**Instructions for the task**
Each entry must be restated exactly as it appears.

**Material for this task**
════
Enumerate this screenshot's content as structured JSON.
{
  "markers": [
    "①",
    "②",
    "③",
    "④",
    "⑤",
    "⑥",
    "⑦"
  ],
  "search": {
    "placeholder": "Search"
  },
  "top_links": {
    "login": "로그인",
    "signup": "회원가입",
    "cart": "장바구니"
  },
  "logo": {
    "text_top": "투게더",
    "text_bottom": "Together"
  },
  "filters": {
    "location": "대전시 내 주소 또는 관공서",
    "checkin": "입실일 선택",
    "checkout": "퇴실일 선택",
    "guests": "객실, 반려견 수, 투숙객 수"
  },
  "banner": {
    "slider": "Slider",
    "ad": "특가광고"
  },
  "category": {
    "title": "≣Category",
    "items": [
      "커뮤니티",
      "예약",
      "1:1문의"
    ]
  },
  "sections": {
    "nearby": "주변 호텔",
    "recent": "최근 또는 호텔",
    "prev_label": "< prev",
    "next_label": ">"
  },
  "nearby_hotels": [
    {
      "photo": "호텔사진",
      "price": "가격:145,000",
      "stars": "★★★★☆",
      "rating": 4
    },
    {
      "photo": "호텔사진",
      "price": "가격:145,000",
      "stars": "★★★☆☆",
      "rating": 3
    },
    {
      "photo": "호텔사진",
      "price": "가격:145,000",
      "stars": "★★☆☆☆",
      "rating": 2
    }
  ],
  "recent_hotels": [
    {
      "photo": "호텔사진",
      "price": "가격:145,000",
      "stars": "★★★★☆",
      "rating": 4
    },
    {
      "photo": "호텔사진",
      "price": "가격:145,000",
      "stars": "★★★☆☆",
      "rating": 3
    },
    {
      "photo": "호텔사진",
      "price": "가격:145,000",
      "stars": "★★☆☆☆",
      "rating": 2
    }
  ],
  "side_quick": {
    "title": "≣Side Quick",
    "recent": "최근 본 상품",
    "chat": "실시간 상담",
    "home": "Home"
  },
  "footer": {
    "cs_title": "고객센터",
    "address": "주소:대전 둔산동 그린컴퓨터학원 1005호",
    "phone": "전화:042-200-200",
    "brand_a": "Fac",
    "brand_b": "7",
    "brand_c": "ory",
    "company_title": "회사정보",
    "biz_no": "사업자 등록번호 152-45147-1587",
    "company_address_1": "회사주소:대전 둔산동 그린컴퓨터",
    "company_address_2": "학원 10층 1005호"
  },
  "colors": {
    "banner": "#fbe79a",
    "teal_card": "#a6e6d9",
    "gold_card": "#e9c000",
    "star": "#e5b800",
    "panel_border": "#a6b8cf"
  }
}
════
**Your solution**
Enumerate this screenshot's content as structured JSON.
{
  "markers": [
    "①",
    "②",
    "③",
    "④",
    "⑤",
    "⑥",
    "⑦"
  ],
  "search": {
    "placeholder": "Search"
  },
  "top_links": {
    "login": "로그인",
    "signup": "회원가입",
    "cart": "장바구니"
  },
  "logo": {
    "text_top": "투게더",
    "text_bottom": "Together"
  },
  "filters": {
    "location": "대전시 내 주소 또는 관공서",
    "checkin": "입실일 선택",
    "checkout": "퇴실일 선택",
    "guests": "객실, 반려견 수, 투숙객 수"
  },
  "banner": {
    "slider": "Slider",
    "ad": "특가광고"
  },
  "category": {
    "title": "≣Category",
    "items": [
      "커뮤니티",
      "예약",
      "1:1문의"
    ]
  },
  "sections": {
    "nearby": "주변 호텔",
    "recent": "최근 또는 호텔",
    "prev_label": "< prev",
    "next_label": ">"
  },
  "nearby_hotels": [
    {
      "photo": "호텔사진",
      "price": "가격:145,000",
      "stars": "★★★★☆",
      "rating": 4
    },
    {
      "photo": "호텔사진",
      "price": "가격:145,000",
      "stars": "★★★☆☆",
      "rating": 3
    },
    {
      "photo": "호텔사진",
      "price": "가격:145,000",
      "stars": "★★☆☆☆",
      "rating": 2
    }
  ],
  "recent_hotels": [
    {
      "photo": "호텔사진",
      "price": "가격:145,000",
      "stars": "★★★★☆",
      "rating": 4
    },
    {
      "photo": "호텔사진",
      "price": "가격:145,000",
      "stars": "★★★☆☆",
      "rating": 3
    },
    {
      "photo": "호텔사진",
      "price": "가격:145,000",
      "stars": "★★☆☆☆",
      "rating": 2
    }
  ],
  "side_quick": {
    "title": "≣Side Quick",
    "recent": "최근 본 상품",
    "chat": "실시간 상담",
    "home": "Home"
  },
  "footer": {
    "cs_title": "고객센터",
    "address": "주소:대전 둔산동 그린컴퓨터학원 1005호",
    "phone": "전화:042-200-200",
    "brand_a": "Fac",
    "brand_b": "7",
    "brand_c": "ory",
    "company_title": "회사정보",
    "biz_no": "사업자 등록번호 152-45147-1587",
    "company_address_1": "회사주소:대전 둔산동 그린컴퓨터",
    "company_address_2": "학원 10층 1005호"
  },
  "colors": {
    "banner": "#fbe79a",
    "teal_card": "#a6e6d9",
    "gold_card": "#e9c000",
    "star": "#e5b800",
    "panel_border": "#a6b8cf"
  }
}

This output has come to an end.